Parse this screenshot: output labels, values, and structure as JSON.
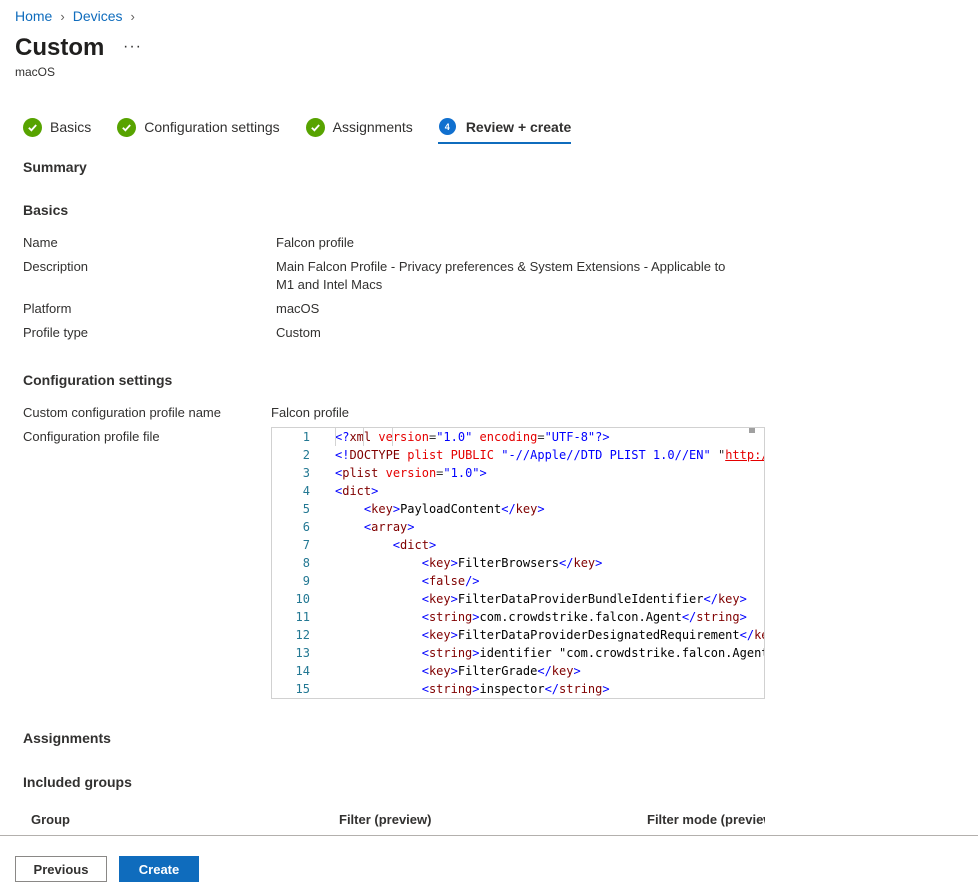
{
  "breadcrumb": {
    "home": "Home",
    "devices": "Devices"
  },
  "page": {
    "title": "Custom",
    "more": "···",
    "subtitle": "macOS"
  },
  "steps": [
    {
      "label": "Basics",
      "state": "done"
    },
    {
      "label": "Configuration settings",
      "state": "done"
    },
    {
      "label": "Assignments",
      "state": "done"
    },
    {
      "label": "Review + create",
      "state": "active",
      "number": "4"
    }
  ],
  "summary": {
    "heading": "Summary",
    "basics": {
      "heading": "Basics",
      "name_label": "Name",
      "name_value": "Falcon profile",
      "description_label": "Description",
      "description_line1": "Main Falcon Profile - Privacy preferences & System Extensions - Applicable to",
      "description_line2": "M1 and Intel Macs",
      "platform_label": "Platform",
      "platform_value": "macOS",
      "profile_type_label": "Profile type",
      "profile_type_value": "Custom"
    },
    "config": {
      "heading": "Configuration settings",
      "profile_name_label": "Custom configuration profile name",
      "profile_name_value": "Falcon profile",
      "profile_file_label": "Configuration profile file"
    },
    "assignments": {
      "heading": "Assignments",
      "included_heading": "Included groups",
      "columns": [
        "Group",
        "Filter (preview)",
        "Filter mode (preview)"
      ]
    }
  },
  "code": {
    "lines": [
      {
        "n": "1",
        "text": "<?xml version=\"1.0\" encoding=\"UTF-8\"?>"
      },
      {
        "n": "2",
        "text": "<!DOCTYPE plist PUBLIC \"-//Apple//DTD PLIST 1.0//EN\" \"http:/"
      },
      {
        "n": "3",
        "text": "<plist version=\"1.0\">"
      },
      {
        "n": "4",
        "text": "<dict>"
      },
      {
        "n": "5",
        "text": "    <key>PayloadContent</key>"
      },
      {
        "n": "6",
        "text": "    <array>"
      },
      {
        "n": "7",
        "text": "        <dict>"
      },
      {
        "n": "8",
        "text": "            <key>FilterBrowsers</key>"
      },
      {
        "n": "9",
        "text": "            <false/>"
      },
      {
        "n": "10",
        "text": "            <key>FilterDataProviderBundleIdentifier</key>"
      },
      {
        "n": "11",
        "text": "            <string>com.crowdstrike.falcon.Agent</string>"
      },
      {
        "n": "12",
        "text": "            <key>FilterDataProviderDesignatedRequirement</ke"
      },
      {
        "n": "13",
        "text": "            <string>identifier \"com.crowdstrike.falcon.Agent"
      },
      {
        "n": "14",
        "text": "            <key>FilterGrade</key>"
      },
      {
        "n": "15",
        "text": "            <string>inspector</string>"
      }
    ]
  },
  "footer": {
    "previous": "Previous",
    "create": "Create"
  },
  "colors": {
    "accent": "#0f6cbd",
    "success": "#57a300"
  }
}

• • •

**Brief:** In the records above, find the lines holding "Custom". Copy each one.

**Response area:**
    "title": "Custom",
      "profile_type_value": "Custom"
      "profile_name_label": "Custom configuration profile name",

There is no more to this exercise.